Segment Start: EXTRACTED MATERIAL

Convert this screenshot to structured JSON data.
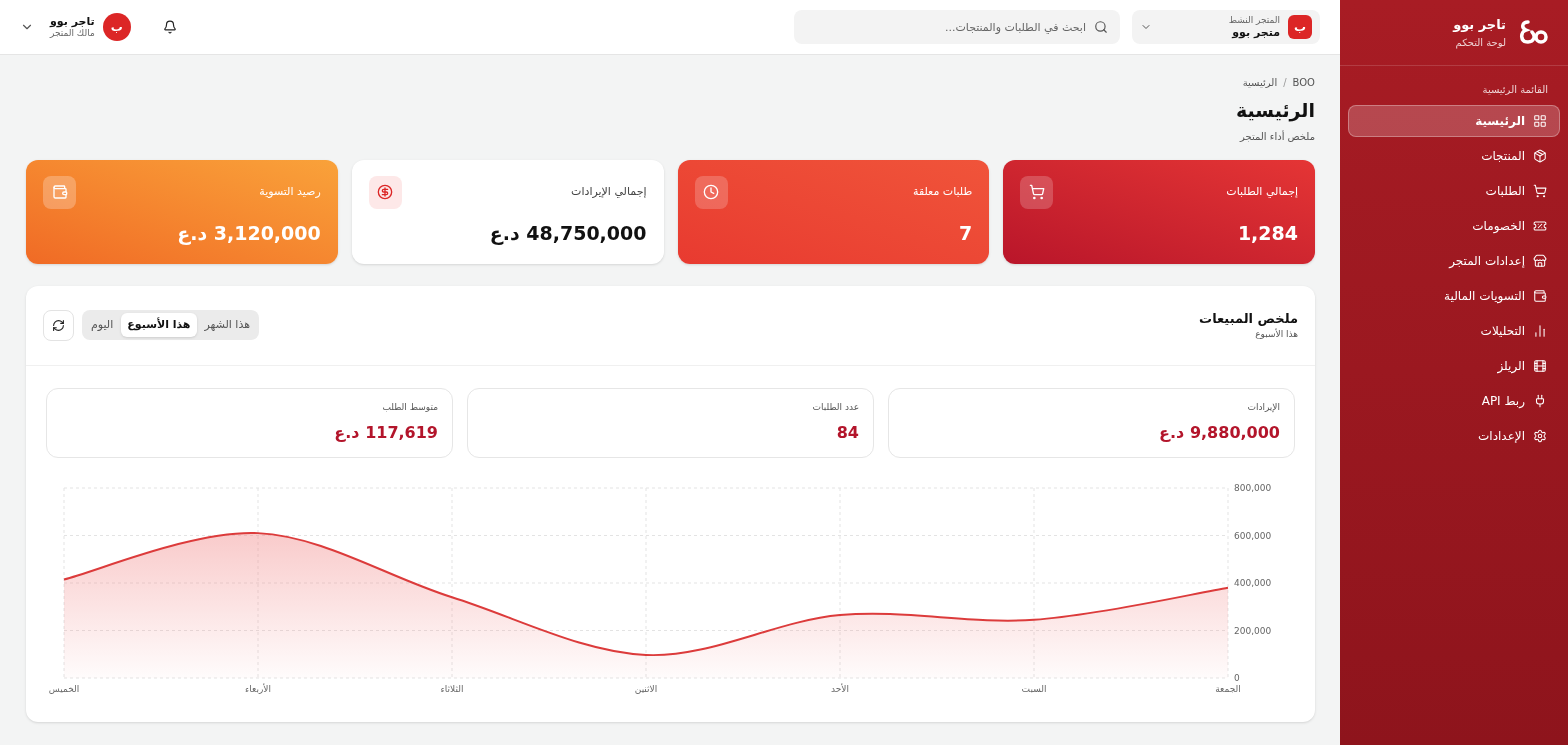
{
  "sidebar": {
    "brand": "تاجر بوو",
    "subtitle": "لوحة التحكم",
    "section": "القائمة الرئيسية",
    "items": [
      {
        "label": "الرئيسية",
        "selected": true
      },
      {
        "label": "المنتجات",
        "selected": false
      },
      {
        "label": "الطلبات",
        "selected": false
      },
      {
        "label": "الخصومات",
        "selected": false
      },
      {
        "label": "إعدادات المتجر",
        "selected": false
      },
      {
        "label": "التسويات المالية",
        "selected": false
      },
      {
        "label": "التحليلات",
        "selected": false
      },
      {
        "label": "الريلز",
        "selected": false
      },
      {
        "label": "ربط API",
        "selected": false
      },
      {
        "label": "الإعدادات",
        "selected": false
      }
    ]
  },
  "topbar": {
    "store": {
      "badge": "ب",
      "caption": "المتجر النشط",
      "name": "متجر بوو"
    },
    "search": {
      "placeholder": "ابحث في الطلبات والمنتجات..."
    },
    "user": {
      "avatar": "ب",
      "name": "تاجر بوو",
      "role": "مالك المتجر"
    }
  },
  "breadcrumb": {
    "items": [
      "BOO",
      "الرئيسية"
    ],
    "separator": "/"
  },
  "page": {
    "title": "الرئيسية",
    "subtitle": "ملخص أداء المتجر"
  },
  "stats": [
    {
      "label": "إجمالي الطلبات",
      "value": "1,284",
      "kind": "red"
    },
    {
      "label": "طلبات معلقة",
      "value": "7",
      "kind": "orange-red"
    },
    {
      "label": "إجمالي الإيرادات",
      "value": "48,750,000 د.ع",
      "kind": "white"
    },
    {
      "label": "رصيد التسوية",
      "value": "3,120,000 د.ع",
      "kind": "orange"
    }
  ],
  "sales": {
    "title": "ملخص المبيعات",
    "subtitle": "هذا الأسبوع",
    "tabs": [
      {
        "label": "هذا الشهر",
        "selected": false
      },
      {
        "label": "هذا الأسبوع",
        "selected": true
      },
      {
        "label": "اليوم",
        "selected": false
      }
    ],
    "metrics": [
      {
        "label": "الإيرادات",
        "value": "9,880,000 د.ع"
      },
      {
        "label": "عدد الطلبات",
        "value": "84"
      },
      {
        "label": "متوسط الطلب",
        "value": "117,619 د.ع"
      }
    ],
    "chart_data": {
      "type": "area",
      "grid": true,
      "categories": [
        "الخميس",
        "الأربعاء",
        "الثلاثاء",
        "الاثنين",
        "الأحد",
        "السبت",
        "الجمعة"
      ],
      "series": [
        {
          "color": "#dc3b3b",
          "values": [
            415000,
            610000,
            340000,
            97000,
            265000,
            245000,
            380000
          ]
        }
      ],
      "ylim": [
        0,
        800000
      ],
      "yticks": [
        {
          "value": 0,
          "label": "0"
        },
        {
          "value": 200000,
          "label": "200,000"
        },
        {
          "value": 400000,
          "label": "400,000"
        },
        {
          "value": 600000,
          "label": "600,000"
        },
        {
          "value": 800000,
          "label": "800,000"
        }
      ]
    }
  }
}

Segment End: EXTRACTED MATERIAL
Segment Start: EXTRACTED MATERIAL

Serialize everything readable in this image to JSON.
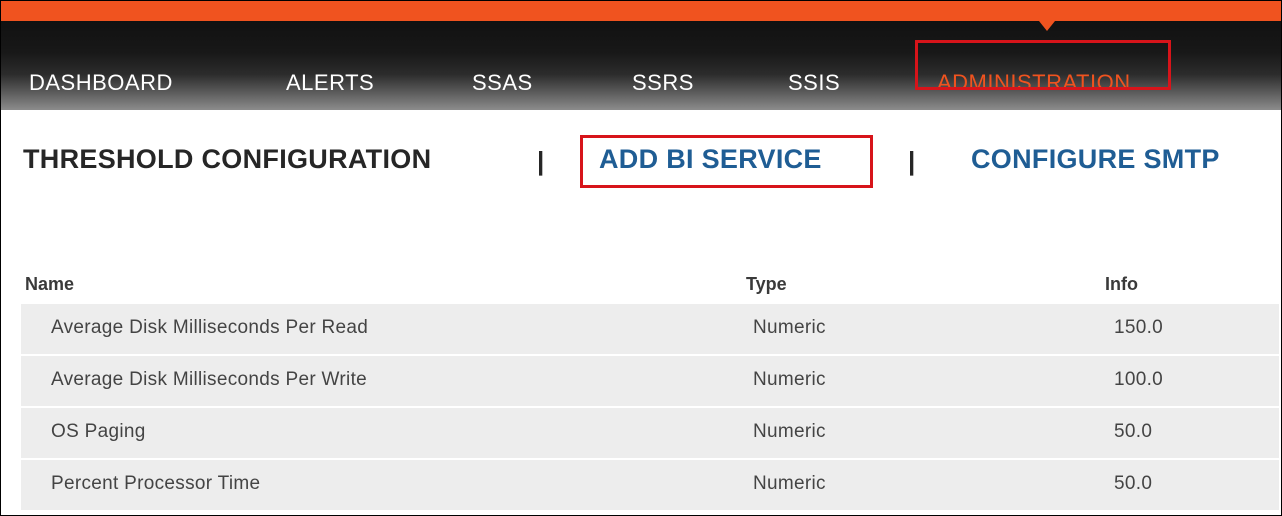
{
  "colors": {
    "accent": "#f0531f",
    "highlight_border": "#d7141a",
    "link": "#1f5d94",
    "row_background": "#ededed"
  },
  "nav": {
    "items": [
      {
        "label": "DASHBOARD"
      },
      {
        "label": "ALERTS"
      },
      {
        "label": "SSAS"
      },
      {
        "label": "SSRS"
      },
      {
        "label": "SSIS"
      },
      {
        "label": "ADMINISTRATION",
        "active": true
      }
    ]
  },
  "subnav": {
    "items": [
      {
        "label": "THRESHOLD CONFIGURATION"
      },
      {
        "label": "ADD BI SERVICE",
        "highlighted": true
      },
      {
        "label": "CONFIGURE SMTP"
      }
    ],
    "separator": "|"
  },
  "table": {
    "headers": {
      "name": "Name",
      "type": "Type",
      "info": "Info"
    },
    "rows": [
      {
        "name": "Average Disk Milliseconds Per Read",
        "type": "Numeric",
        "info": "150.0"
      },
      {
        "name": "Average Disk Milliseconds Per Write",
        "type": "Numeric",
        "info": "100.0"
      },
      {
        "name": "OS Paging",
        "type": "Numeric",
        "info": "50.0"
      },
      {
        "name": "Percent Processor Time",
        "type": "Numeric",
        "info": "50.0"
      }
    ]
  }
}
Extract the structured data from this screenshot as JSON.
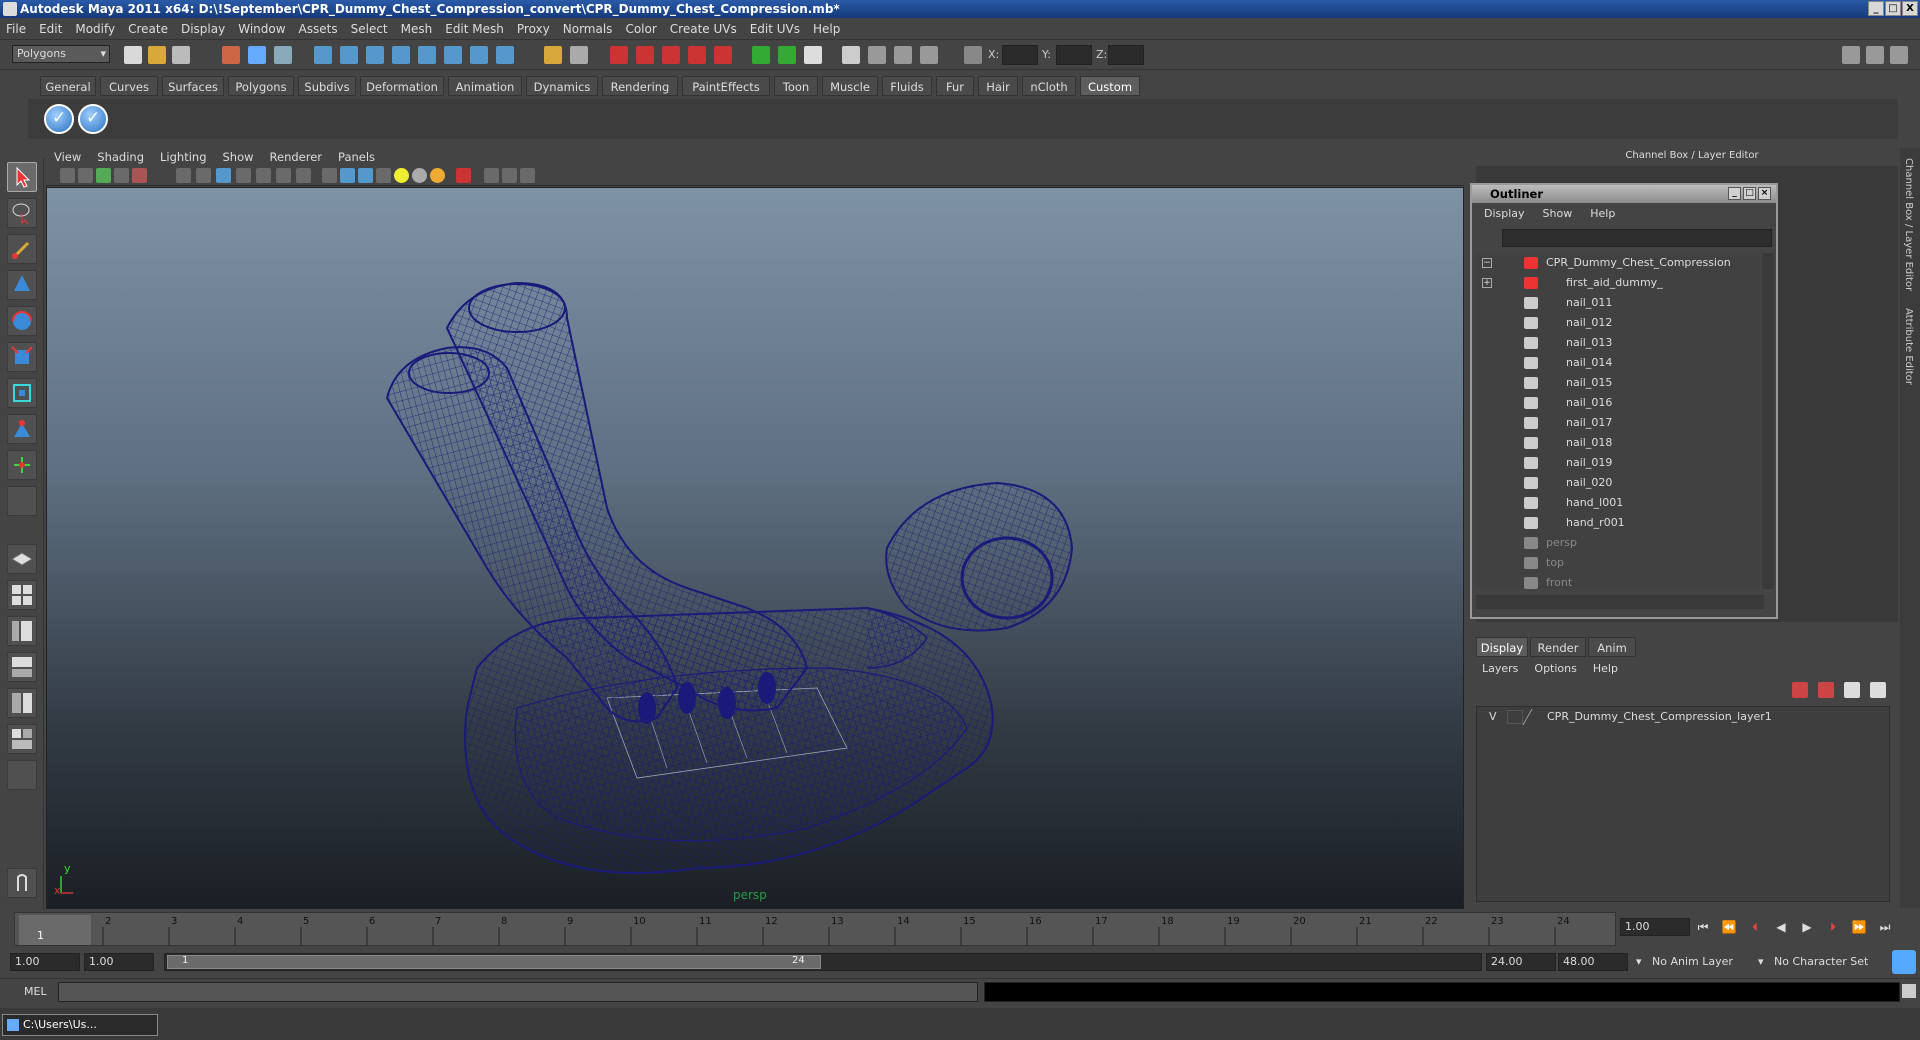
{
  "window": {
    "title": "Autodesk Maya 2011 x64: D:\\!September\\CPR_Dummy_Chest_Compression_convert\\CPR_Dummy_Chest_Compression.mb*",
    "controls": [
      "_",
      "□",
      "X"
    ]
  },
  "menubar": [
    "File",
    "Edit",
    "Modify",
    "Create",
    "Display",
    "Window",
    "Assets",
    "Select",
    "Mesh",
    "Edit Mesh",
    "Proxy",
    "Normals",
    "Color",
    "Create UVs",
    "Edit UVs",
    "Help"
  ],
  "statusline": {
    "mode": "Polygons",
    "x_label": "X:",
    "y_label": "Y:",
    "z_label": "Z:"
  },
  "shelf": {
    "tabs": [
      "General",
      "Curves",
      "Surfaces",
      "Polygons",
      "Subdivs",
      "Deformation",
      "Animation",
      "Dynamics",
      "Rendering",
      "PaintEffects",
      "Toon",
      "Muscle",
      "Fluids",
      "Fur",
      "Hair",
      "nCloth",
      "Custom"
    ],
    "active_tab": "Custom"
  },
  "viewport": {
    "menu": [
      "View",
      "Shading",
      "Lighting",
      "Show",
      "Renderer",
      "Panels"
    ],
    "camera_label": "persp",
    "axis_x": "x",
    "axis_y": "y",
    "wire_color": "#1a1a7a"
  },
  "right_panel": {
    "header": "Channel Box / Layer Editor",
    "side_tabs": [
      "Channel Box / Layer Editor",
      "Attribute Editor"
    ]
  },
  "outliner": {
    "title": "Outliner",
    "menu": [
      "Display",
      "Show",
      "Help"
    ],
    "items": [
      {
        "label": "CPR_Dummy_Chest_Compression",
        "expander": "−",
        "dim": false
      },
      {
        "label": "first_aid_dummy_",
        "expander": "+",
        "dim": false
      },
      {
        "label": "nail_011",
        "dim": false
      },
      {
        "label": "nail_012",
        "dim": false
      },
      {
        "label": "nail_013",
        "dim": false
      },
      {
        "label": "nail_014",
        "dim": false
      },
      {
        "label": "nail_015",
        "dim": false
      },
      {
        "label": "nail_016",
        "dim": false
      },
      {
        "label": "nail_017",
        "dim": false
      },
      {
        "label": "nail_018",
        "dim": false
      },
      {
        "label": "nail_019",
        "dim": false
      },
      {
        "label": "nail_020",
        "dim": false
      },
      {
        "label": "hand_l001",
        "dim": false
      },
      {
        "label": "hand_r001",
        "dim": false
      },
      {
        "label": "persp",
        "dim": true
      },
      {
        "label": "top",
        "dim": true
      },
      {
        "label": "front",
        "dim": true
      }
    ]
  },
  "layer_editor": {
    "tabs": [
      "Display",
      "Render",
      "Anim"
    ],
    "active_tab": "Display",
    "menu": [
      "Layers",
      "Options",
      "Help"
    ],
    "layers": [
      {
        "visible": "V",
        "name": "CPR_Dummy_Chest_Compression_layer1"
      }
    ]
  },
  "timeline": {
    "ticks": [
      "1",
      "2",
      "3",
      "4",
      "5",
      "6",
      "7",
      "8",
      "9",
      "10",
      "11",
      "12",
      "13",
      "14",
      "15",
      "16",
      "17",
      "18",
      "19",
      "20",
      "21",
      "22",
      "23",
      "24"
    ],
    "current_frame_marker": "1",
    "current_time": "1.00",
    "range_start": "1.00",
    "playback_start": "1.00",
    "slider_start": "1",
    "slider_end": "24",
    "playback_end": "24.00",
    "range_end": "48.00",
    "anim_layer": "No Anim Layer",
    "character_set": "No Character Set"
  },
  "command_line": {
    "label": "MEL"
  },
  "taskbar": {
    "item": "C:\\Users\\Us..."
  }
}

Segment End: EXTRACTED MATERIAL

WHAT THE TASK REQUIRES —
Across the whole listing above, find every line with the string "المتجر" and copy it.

RESPONSE TO THIS TASK —
        "label": "إعدادات المتجر",
      "caption": "المتجر النشط",
      "role": "مالك المتجر"
    "subtitle": "ملخص أداء المتجر"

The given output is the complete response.